As a result, it is safe to say that a straightforward, ‘traditional’ regulatory framework that covers all aspects of KYC/AML will not be the answer when it comes to safeguarding DeFi users from identity theft/compromise and other potential dangers.
Added to that, when it comes to DeFi, most DeFi platforms are designed to prioritize user privacy.
Indeed, this quality has been one of the prominent features that have helped the space to grow in popularity. As discussions about implementing a regulatory framework begin to increase, a growing concern among DeFi users will be the effect regulations will have on their privacy.
Regulations and user privacy can co-exist and do not need to have a zero-sum relationship. The solution for a regulated DeFi ecosystem that respects user privacy can be achieved by striking a balance between these two factors.
However, a solution that equally weighs both concerns should not be considered an immediate solution, as comprehensive and institutional-grade regulatory compliance often takes more time to develop and implement.
Nevertheless, with each passing day reports of new financial institutions entering the crypto space are increasing with the world’s largest asset management corporation Black Rock Inc, being the latest entrant into this list.
Hence an immediate solution to address both the regulatory woes as well as the privacy concerns of users that accompanies a regulatory framework might be the need of the hour.
SelfKey could help both traditional financial institutions joining the crypto space become comfortable with a compliant approach to DeFi and marry this with user privacy and self-sovereign digital identity.
Decentralized identity may be the most ideal solution that can bring a balance between regulatory compliance and user-privacy.
A decentralized identity ecosystem, similar to the one envisioned by SelfKey in its whitepaper, users have a verified identity and can be regulatory compliant and at the same time.

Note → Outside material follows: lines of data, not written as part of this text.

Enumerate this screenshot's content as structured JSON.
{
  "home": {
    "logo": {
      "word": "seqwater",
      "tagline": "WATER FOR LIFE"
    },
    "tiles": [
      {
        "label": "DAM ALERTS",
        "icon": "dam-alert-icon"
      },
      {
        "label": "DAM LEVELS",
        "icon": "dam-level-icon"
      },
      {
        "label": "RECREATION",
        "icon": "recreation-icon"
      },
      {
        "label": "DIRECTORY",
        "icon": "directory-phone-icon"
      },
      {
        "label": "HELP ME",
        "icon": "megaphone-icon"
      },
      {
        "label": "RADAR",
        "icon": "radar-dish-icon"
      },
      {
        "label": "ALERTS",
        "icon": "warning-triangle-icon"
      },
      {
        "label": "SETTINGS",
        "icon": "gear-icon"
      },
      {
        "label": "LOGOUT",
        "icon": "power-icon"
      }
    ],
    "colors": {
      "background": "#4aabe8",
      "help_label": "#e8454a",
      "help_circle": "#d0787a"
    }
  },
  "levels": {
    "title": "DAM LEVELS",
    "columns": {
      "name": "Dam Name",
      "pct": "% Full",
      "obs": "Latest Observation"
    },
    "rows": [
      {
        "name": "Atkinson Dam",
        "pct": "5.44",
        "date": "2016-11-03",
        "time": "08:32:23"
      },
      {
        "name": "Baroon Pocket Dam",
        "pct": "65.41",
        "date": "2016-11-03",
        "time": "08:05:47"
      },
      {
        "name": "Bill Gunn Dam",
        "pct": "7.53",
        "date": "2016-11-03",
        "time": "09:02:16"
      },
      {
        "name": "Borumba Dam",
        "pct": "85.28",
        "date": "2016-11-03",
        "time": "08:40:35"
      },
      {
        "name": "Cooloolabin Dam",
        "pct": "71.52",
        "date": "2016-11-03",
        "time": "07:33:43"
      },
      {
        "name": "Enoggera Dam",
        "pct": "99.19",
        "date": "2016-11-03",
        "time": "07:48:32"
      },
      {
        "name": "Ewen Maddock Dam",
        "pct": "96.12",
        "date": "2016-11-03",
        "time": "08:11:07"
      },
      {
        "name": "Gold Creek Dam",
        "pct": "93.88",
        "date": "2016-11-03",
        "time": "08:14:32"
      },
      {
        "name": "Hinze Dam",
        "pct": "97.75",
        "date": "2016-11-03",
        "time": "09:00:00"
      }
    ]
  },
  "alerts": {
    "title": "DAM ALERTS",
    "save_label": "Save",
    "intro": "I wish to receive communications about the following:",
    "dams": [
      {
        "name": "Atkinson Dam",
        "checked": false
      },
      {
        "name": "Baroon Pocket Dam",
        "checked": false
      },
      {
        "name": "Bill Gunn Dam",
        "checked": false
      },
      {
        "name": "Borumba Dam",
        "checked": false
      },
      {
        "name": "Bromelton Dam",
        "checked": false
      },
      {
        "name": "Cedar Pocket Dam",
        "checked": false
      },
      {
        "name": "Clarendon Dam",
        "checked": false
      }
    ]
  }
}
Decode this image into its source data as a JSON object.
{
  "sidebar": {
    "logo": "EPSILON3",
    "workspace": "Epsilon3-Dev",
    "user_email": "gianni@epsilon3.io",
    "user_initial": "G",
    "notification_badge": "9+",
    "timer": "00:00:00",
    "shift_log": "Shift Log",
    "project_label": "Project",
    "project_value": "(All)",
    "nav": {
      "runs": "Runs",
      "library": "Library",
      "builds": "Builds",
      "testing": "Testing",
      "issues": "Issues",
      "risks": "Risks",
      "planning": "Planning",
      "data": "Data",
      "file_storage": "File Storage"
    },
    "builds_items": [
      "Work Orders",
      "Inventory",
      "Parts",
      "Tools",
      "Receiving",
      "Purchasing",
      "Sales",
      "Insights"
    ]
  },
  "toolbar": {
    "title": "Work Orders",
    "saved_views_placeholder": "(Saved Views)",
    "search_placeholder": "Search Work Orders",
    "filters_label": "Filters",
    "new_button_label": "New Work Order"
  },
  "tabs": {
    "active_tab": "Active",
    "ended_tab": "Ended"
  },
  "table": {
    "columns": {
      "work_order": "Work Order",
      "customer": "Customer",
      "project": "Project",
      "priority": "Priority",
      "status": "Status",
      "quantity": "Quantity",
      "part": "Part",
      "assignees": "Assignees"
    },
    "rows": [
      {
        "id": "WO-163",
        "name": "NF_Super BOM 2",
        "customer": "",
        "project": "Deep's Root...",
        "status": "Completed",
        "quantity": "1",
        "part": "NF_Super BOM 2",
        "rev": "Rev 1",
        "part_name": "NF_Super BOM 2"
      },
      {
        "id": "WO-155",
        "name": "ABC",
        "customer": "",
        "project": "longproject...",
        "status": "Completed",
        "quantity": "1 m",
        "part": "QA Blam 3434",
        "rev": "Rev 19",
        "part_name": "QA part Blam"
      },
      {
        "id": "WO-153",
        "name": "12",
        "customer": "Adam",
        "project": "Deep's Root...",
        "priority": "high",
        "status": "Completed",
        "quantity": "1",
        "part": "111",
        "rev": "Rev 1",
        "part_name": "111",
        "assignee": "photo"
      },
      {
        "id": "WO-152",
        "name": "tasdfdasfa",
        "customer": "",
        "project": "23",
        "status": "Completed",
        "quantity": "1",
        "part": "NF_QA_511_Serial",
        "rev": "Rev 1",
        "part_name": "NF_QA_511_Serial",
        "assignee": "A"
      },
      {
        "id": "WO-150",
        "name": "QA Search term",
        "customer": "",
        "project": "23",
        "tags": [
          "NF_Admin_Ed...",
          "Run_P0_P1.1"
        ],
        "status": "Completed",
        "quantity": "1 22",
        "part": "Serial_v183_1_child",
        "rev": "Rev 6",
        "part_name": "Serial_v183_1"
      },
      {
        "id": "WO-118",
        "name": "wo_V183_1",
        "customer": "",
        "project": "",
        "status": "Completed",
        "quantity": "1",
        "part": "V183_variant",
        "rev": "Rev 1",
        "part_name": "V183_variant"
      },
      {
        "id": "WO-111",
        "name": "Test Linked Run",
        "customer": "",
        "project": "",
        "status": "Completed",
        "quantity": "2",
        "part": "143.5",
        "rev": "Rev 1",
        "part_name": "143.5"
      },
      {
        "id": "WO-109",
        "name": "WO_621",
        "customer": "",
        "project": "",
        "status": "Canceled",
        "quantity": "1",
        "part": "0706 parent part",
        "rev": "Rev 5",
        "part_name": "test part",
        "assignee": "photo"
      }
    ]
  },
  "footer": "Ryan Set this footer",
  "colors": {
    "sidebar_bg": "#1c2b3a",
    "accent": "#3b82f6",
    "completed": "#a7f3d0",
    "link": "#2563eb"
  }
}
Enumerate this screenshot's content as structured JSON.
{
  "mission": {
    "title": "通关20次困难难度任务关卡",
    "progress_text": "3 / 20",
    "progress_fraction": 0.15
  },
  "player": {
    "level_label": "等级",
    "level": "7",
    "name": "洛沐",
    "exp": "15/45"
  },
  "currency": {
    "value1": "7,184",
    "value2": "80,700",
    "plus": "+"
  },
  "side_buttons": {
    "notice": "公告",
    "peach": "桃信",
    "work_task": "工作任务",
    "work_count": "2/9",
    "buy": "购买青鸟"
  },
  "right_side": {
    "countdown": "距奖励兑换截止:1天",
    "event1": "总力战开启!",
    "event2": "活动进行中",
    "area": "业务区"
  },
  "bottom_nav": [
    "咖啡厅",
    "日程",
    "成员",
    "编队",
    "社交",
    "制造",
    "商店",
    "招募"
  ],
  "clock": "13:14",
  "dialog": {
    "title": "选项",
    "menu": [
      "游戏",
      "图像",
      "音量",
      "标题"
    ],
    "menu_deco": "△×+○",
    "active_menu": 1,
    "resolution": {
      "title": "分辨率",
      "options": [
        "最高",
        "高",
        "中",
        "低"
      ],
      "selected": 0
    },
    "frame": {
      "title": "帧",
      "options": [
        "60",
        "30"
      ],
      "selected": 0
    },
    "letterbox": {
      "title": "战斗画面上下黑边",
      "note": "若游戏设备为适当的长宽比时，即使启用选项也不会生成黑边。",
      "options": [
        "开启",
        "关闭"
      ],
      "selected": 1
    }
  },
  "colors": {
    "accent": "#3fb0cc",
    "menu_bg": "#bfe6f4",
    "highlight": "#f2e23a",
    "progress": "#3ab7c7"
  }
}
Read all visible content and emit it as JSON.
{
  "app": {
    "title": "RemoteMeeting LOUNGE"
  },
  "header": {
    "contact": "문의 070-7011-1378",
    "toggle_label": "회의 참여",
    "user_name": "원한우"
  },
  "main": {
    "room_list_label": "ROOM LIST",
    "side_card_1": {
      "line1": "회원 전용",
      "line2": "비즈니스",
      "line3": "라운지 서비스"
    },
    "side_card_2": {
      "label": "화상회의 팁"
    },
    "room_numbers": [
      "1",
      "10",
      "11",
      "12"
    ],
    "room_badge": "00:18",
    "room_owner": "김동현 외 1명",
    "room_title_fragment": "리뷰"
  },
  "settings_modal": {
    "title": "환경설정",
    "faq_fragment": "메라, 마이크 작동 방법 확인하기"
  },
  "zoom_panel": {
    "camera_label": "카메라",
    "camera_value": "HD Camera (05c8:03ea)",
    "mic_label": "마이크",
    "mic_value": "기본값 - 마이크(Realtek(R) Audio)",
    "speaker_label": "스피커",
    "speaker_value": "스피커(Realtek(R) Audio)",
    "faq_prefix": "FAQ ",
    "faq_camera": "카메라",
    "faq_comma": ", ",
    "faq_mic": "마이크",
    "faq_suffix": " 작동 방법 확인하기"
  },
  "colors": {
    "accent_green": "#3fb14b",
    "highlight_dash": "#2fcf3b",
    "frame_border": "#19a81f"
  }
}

They potentially would not have to worry about losing their privacy through over-sharing of data or their personal data being handled by third parties.
Decentralized identity can potentially ensure growth and maturity for the DeFi space, and experts like Ryan Sean Adams tend to agree to the same.
Solutions such as these can potentially nudge the DeFi and crypto space in the right direction, and the gradual maturation of the ecosystem, and the implementation of such solutions, will in the long run elevate the DeFi industry to a category of its own in the financial industry.
DeFi has the potential to be distinctly better than the centralized traditional financial industry on multiple fronts - from security to user privacy and accessibility - and it is only inevitable that its adoption will continue to accelerate if key actors in the space continue to innovate and improve its offerings.
Mainstream attention and institutional investments can definitely boost the confidence of the crypto community, and SelfKey aspires to play a crucial road in augmenting DeFi as well as the crypto industry towards an institutional-grade.